Despite several attempts to reach Yad L’Achim officials at both their U.S. and Israeli offices, no one would comment.
The hearing on April 15 was the final chance the parties had to come to an agreement; the judge has 30 days to give a ruling. His decision will be issued by mail.
Kramer declined to speculate on what the outcome of the case will be, but he said he had “proved what we needed to prove to be successful.”
Belief in Israel
Bass said he is a strong supporter of Israel but is critical of the way Messianic Jews are treated in the country.
“Israel opposes the gospel, and these events show this to be true,” he said. Referring to Israel, Bass paraphrased Stephen, one of Christianity’s early martyrs, “‘You always resist the Spirit of God.’ What Stephen said was true.”
Kramer said that the lawsuit is not against the State of Israel or the Jewish people, but rather for freedom of religion.

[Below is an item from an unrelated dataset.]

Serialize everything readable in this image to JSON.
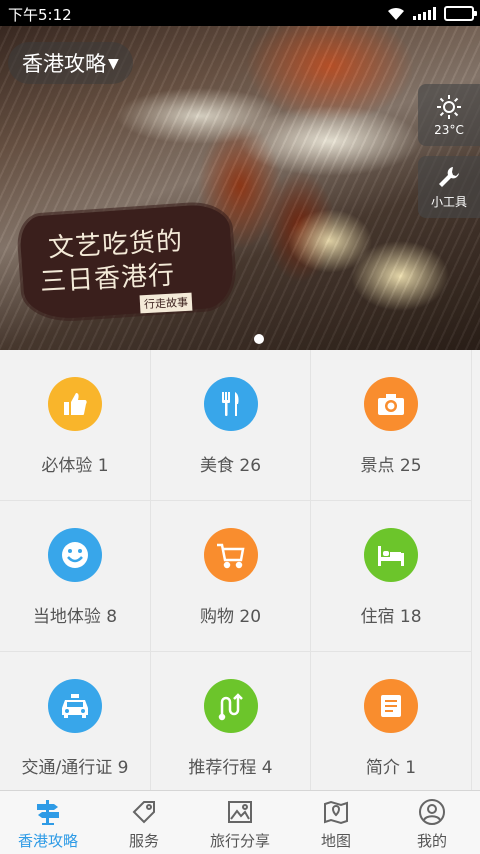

“It has to do with a violation of rights of individuals to worship in accordance with the basic tenants of their faith and to practice their faith in accordance with their beliefs in accordance with law,” he said.
Bass’ lawsuit is just one of many legal troubles Yad L’Achim is facing. In February, the Jerusalem Institute of Justice (JIJ), a civil rights advocacy group, filed a petition asking Attorney General Yehuda Weinstein to declare Yad L’Achim a terrorist organization and order that it be dismantled.

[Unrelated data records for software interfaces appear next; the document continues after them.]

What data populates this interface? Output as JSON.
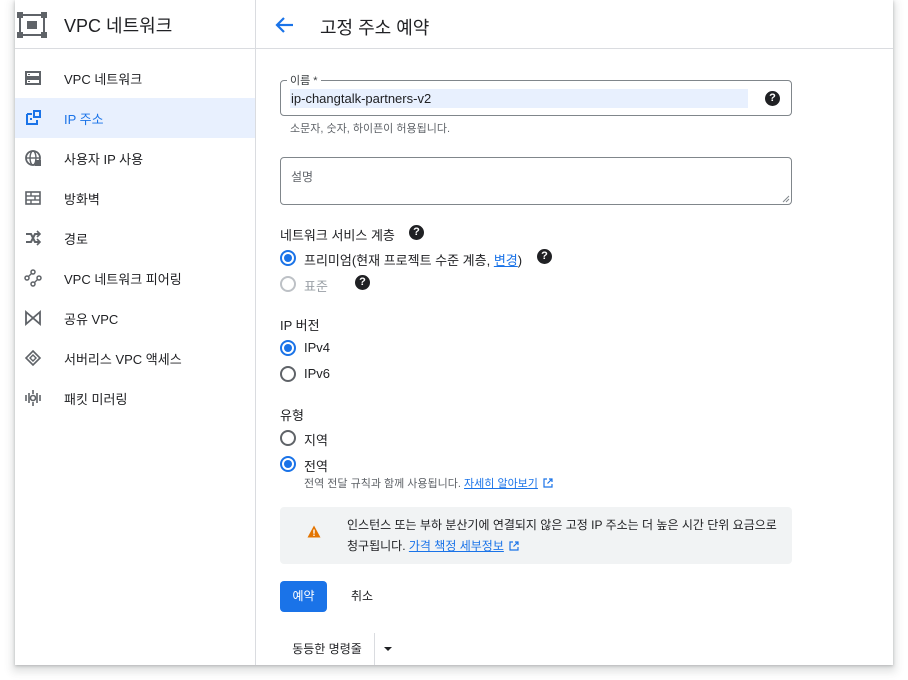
{
  "sidebar": {
    "title": "VPC 네트워크",
    "items": [
      {
        "label": "VPC 네트워크",
        "icon": "vpc-network-icon",
        "active": false
      },
      {
        "label": "IP 주소",
        "icon": "ip-address-icon",
        "active": true
      },
      {
        "label": "사용자 IP 사용",
        "icon": "globe-icon",
        "active": false
      },
      {
        "label": "방화벽",
        "icon": "firewall-icon",
        "active": false
      },
      {
        "label": "경로",
        "icon": "routes-icon",
        "active": false
      },
      {
        "label": "VPC 네트워크 피어링",
        "icon": "peering-icon",
        "active": false
      },
      {
        "label": "공유 VPC",
        "icon": "shared-vpc-icon",
        "active": false
      },
      {
        "label": "서버리스 VPC 액세스",
        "icon": "serverless-icon",
        "active": false
      },
      {
        "label": "패킷 미러링",
        "icon": "packet-mirroring-icon",
        "active": false
      }
    ]
  },
  "header": {
    "title": "고정 주소 예약"
  },
  "form": {
    "name": {
      "label": "이름 *",
      "value": "ip-changtalk-partners-v2",
      "hint": "소문자, 숫자, 하이픈이 허용됩니다."
    },
    "description": {
      "placeholder": "설명"
    },
    "tier": {
      "label": "네트워크 서비스 계층",
      "premium_label": "프리미엄(현재 프로젝트 수준 계층, ",
      "premium_link": "변경",
      "premium_suffix": ")",
      "standard_label": "표준",
      "selected": "premium"
    },
    "ip_version": {
      "label": "IP 버전",
      "options": [
        "IPv4",
        "IPv6"
      ],
      "selected": "IPv4"
    },
    "type": {
      "label": "유형",
      "options": [
        "지역",
        "전역"
      ],
      "selected": "전역",
      "global_desc": "전역 전달 규칙과 함께 사용됩니다. ",
      "global_link": "자세히 알아보기"
    },
    "warning": {
      "text": "인스턴스 또는 부하 분산기에 연결되지 않은 고정 IP 주소는 더 높은 시간 단위 요금으로 청구됩니다. ",
      "link": "가격 책정 세부정보"
    },
    "buttons": {
      "reserve": "예약",
      "cancel": "취소",
      "equivalent": "동등한 명령줄"
    }
  },
  "colors": {
    "accent": "#1a73e8",
    "active_bg": "#e8f0fe",
    "warning": "#e37400"
  }
}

In the 24-page document Caleb Myers, an attorney for JIJ, outlined numerous incidences in which Yad L’Achim or those linked with it had “incited hatred, racism, violence and terror.” The document cited instances of persecution against Christians, as well as kidnappings of Jewish women from their Arab partners.
“Israel is a ‘Jewish and democratic’ state, while the actions of Yad L’Achim are not consistent with either the noble values of Judaism or the values of democracy,” the petition read. “Not to mention the fact that it is a country that arose on the ashes of a people that was persecuted for its religion, and has resolved since its establishment to bear the standard of full equality, without discrimination on the basis of gender, race, religion or nationality.”
According to the document, Yad L’Achim went after people it viewed as enemies of ultra-orthodox Judaism. The group particularly targeted Messianic Jews and other Christians.
“Yad L’Achim refers to ‘missionary activity’ as if it was the worst of criminal offenses and often arouses fear of this activity,” the document read. “It should be noted that in the State of Israel there is no prohibition against ‘missionary activity’ as the dissemination of religion and/or faith among members of other religions/faiths, unless such activity solicits religious conversion, as stated in various sections of the Penal Code, which bans the solicitation of religious conversion among minors, or among adults by offering bribes. Furthermore, the organization often presents anyone belonging to the Christian religion, in all its forms, as a ‘missionary,’ even if he does not work to spread his religion.”
Particularly damning in the document was reported testimony gleaned from Jack Teitel. Teitel, accused of planting a bomb on March 20, 2008 that almost killed the teenage son of a Messianic Jewish pastor, told authorities that he worked with Yad L’Achim.
“He was asked to talk about his activity in Yad L’Achim and related that for some five years he was active in the organization, and on average he helped to rescue about five women each year,” the document read, using the Yad L’Achim term “rescue” to refer to kidnapping.
The 2008 bombing severely injured Ami Ortiz, then 15, but after 20 months he had largely recovered.
Teitel, who said Ortiz family members were “missionaries trying to capture weak Jews,” has been indicted on two cases of pre-meditated murder, three cases of attempted murder, carrying a weapon, manufacturing a weapon, possession of illegal weapons and incitement to commit violence.
In interviews with the Israeli media, Yad L’Achim Chairman Rabbi Shalom Dov Lifshitz said his organization wasn’t connected with the attacks of the Ortiz family or with Teitel.
Report from Compass Direct News